The man with a MacBook charger trailing behind his backpack like a lizard tail.
How talking about the past with a little condescension seems like a reasonable reward for being older, or compensation for missing the privileges of being young. (I try to accept whatever little condescension comes my way because I feel like if I were older, I would feel entitled to speak that way too.)
The pleading look from a jazz drummer to a horn player at the end of a drum solo, asking them to return to the song’s head.
Guitarist Mark “Bobo” Bowen channeling big Zoot Horn Rollo energy.
The unbelievably sweet nerdiness of the NPR staffers they drag onto the “stage” with them.
The best vegetable metaphor, from Captain Beefheart’s “10 Commandments of Guitar Playing”: “Keep that hat on. A hat is a pressure cooker. If you have a roof on your house, the hot air can’t escape. Even a lima bean has to have a piece of wet paper around it to make it grow.”

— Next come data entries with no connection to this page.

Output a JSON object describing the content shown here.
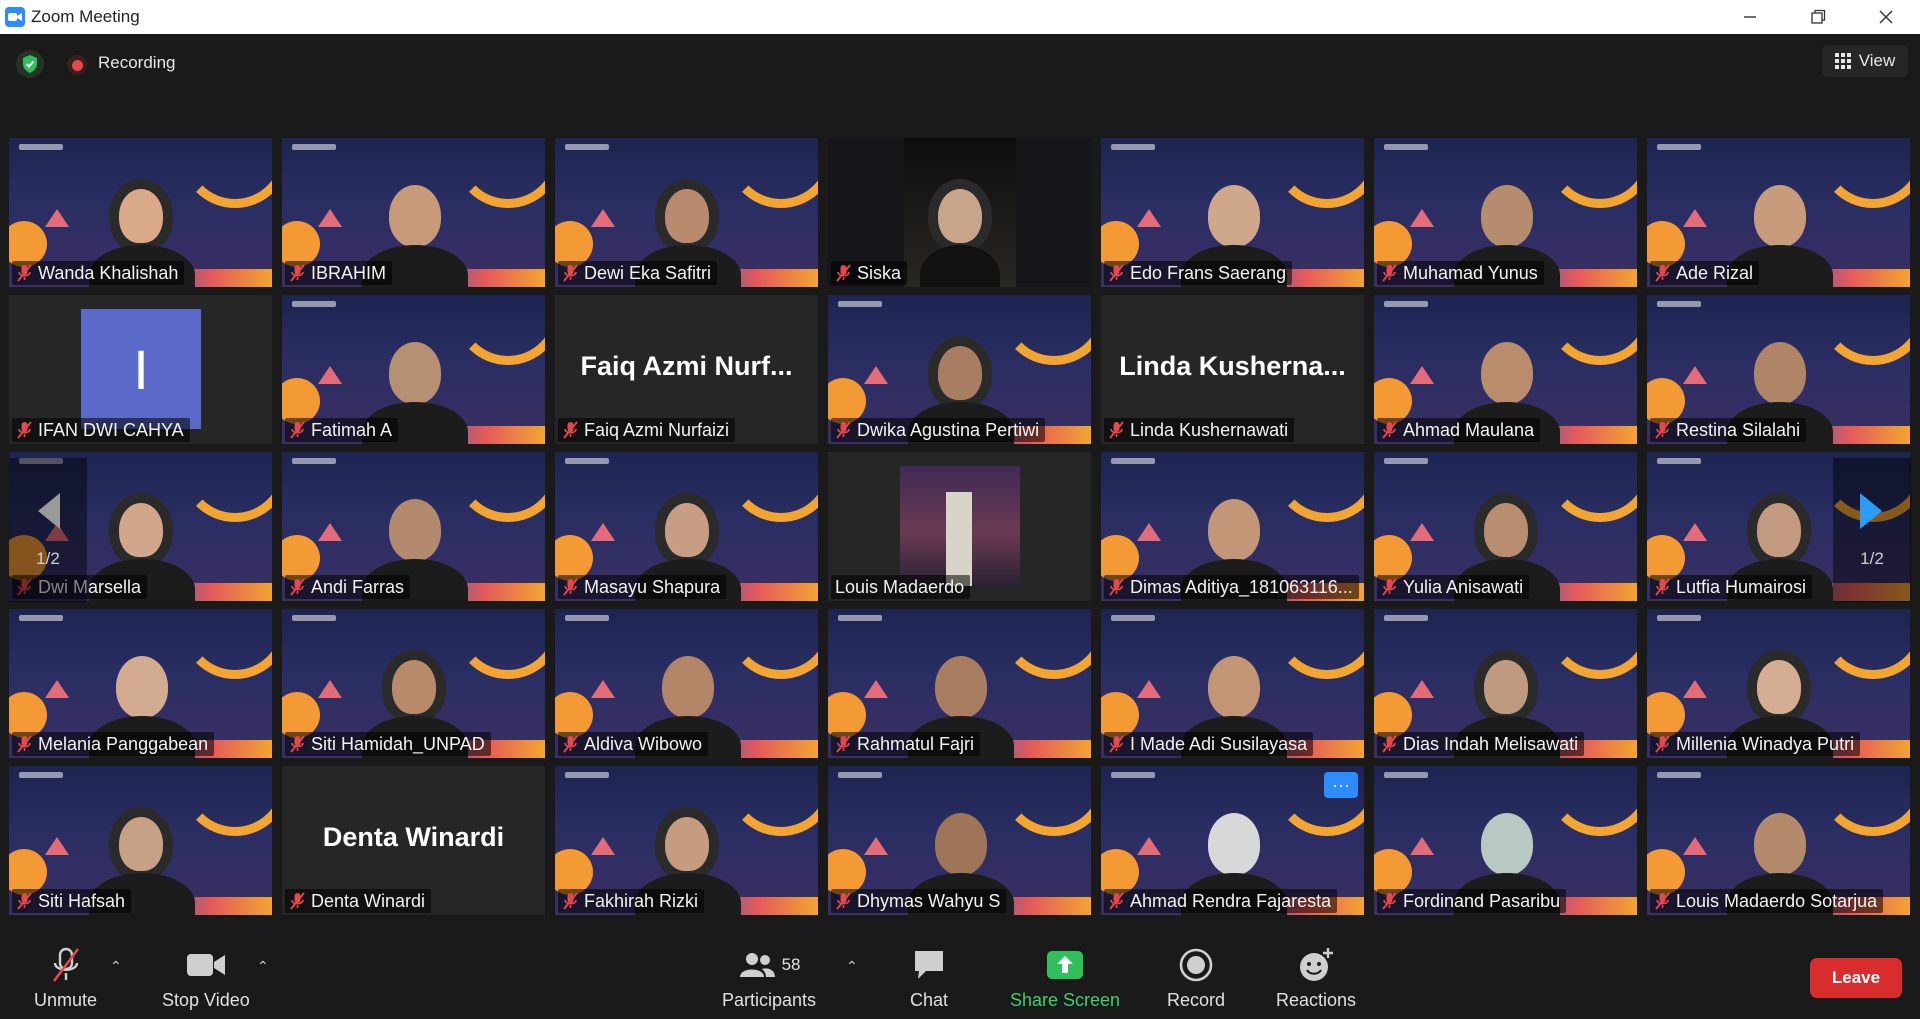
{
  "window": {
    "title": "Zoom Meeting"
  },
  "topbar": {
    "recording_label": "Recording",
    "view_label": "View"
  },
  "participants": [
    {
      "name": "Wanda Khalishah",
      "kind": "vb",
      "hijab": true,
      "skin": "#d9a98a"
    },
    {
      "name": "IBRAHIM",
      "kind": "vb",
      "hijab": false,
      "skin": "#c99a7a"
    },
    {
      "name": "Dewi Eka Safitri",
      "kind": "vb",
      "hijab": true,
      "skin": "#b98a6e"
    },
    {
      "name": "Siska",
      "kind": "cam",
      "hijab": true,
      "skin": "#c8a48a"
    },
    {
      "name": "Edo Frans Saerang",
      "kind": "vb",
      "hijab": false,
      "skin": "#cfa88c"
    },
    {
      "name": "Muhamad Yunus",
      "kind": "vb",
      "hijab": false,
      "skin": "#b58c6e"
    },
    {
      "name": "Ade Rizal",
      "kind": "vb",
      "hijab": false,
      "skin": "#c79b7c"
    },
    {
      "name": "IFAN DWI CAHYA",
      "kind": "initial",
      "initial": "I"
    },
    {
      "name": "Fatimah A",
      "kind": "vb",
      "hijab": false,
      "skin": "#b78f72"
    },
    {
      "name": "Faiq Azmi Nurfaizi",
      "kind": "text",
      "big": "Faiq Azmi Nurf..."
    },
    {
      "name": "Dwika Agustina Pertiwi",
      "kind": "vb",
      "hijab": true,
      "skin": "#a87d62"
    },
    {
      "name": "Linda Kushernawati",
      "kind": "text",
      "big": "Linda Kusherna..."
    },
    {
      "name": "Ahmad Maulana",
      "kind": "vb",
      "hijab": false,
      "skin": "#b98c6c"
    },
    {
      "name": "Restina Silalahi",
      "kind": "vb",
      "hijab": false,
      "skin": "#b08467"
    },
    {
      "name": "Dwi Marsella",
      "kind": "vb",
      "hijab": true,
      "skin": "#d2a68a"
    },
    {
      "name": "Andi Farras",
      "kind": "vb",
      "hijab": false,
      "skin": "#b38a6e"
    },
    {
      "name": "Masayu Shapura",
      "kind": "vb",
      "hijab": true,
      "skin": "#c79e84"
    },
    {
      "name": "Louis Madaerdo",
      "kind": "photo"
    },
    {
      "name": "Dimas Aditiya_181063116...",
      "kind": "vb",
      "hijab": false,
      "skin": "#c29676"
    },
    {
      "name": "Yulia Anisawati",
      "kind": "vb",
      "hijab": true,
      "skin": "#b88d70"
    },
    {
      "name": "Lutfia Humairosi",
      "kind": "vb",
      "hijab": true,
      "skin": "#c39a80"
    },
    {
      "name": "Melania Panggabean",
      "kind": "vb",
      "hijab": false,
      "skin": "#d3ab90"
    },
    {
      "name": "Siti Hamidah_UNPAD",
      "kind": "vb",
      "hijab": true,
      "skin": "#b8896a"
    },
    {
      "name": "Aldiva Wibowo",
      "kind": "vb",
      "hijab": false,
      "skin": "#b28566"
    },
    {
      "name": "Rahmatul Fajri",
      "kind": "vb",
      "hijab": false,
      "skin": "#a97d60"
    },
    {
      "name": "I Made Adi Susilayasa",
      "kind": "vb",
      "hijab": false,
      "skin": "#c29574"
    },
    {
      "name": "Dias Indah Melisawati",
      "kind": "vb",
      "hijab": true,
      "skin": "#c09a80"
    },
    {
      "name": "Millenia Winadya Putri",
      "kind": "vb",
      "hijab": true,
      "skin": "#d4ad92"
    },
    {
      "name": "Siti Hafsah",
      "kind": "vb",
      "hijab": true,
      "skin": "#c7a186"
    },
    {
      "name": "Denta Winardi",
      "kind": "text",
      "big": "Denta Winardi"
    },
    {
      "name": "Fakhirah Rizki",
      "kind": "vb",
      "hijab": true,
      "skin": "#c59c80"
    },
    {
      "name": "Dhymas Wahyu S",
      "kind": "vb",
      "hijab": false,
      "skin": "#9e7558"
    },
    {
      "name": "Ahmad Rendra Fajaresta",
      "kind": "vb",
      "hijab": false,
      "skin": "#d8d8d8",
      "menu": "···"
    },
    {
      "name": "Fordinand Pasaribu",
      "kind": "vb",
      "hijab": false,
      "skin": "#b8c8c2"
    },
    {
      "name": "Louis Madaerdo Sotarjua",
      "kind": "vb",
      "hijab": false,
      "skin": "#b38a6c"
    }
  ],
  "pagination": {
    "left_page": "1/2",
    "right_page": "1/2"
  },
  "toolbar": {
    "unmute_label": "Unmute",
    "stop_video_label": "Stop Video",
    "participants_label": "Participants",
    "participants_count": "58",
    "chat_label": "Chat",
    "share_label": "Share Screen",
    "record_label": "Record",
    "reactions_label": "Reactions",
    "leave_label": "Leave"
  },
  "colors": {
    "accent": "#2d8cff",
    "share_green": "#3ad16e",
    "leave_red": "#d92d2d",
    "muted_red": "#e5484d"
  }
}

Watching the Democratic debate with Zaid and thinking about how debates — or national elections in general — seem to filter out the personality traits I want most in a leader: humility and patience.
Helping Urszula and Mitch, the owners of 20th Century TV & Stereo, a frozen-in-time electronics repair shop in Chicago, move equipment to their new storefront. After 50 years at one location, their landlord (and a host of other circumstances) is forcing them out.
The empty toilet paper cardboard rolls they use as cable organizers (a tip they picked up from a client).
The amazing design of old faceplates, vacuum tube boxes, and fuse tins (see also [1-29-20]).
The back work room covered in multicolored shag carpet (floor to ceiling).
Transporting a turntable needle sales display that I first saw, and admired, when I came into the store at sixteen to get a reel-to-reel tape machine repaired.
Shining a flashlight in the corner of the basement to find a life-size blow mold of Christmas Jesus.
The movie-worthy story they told me about a fraudulent check, a violent gangster, a stereo with a bullet graze on it, and a shop dog who saved the day. Prompted by picking up the aforementioned stereo.
Being confronted with the classic, much-written-about conflict between two totally different economies: the local, diffuse, mom-and-pop-based one and the global, largely consolidated, corporate-based one. I’m partial to the former but I admit that there are beautiful and ugly parts to each.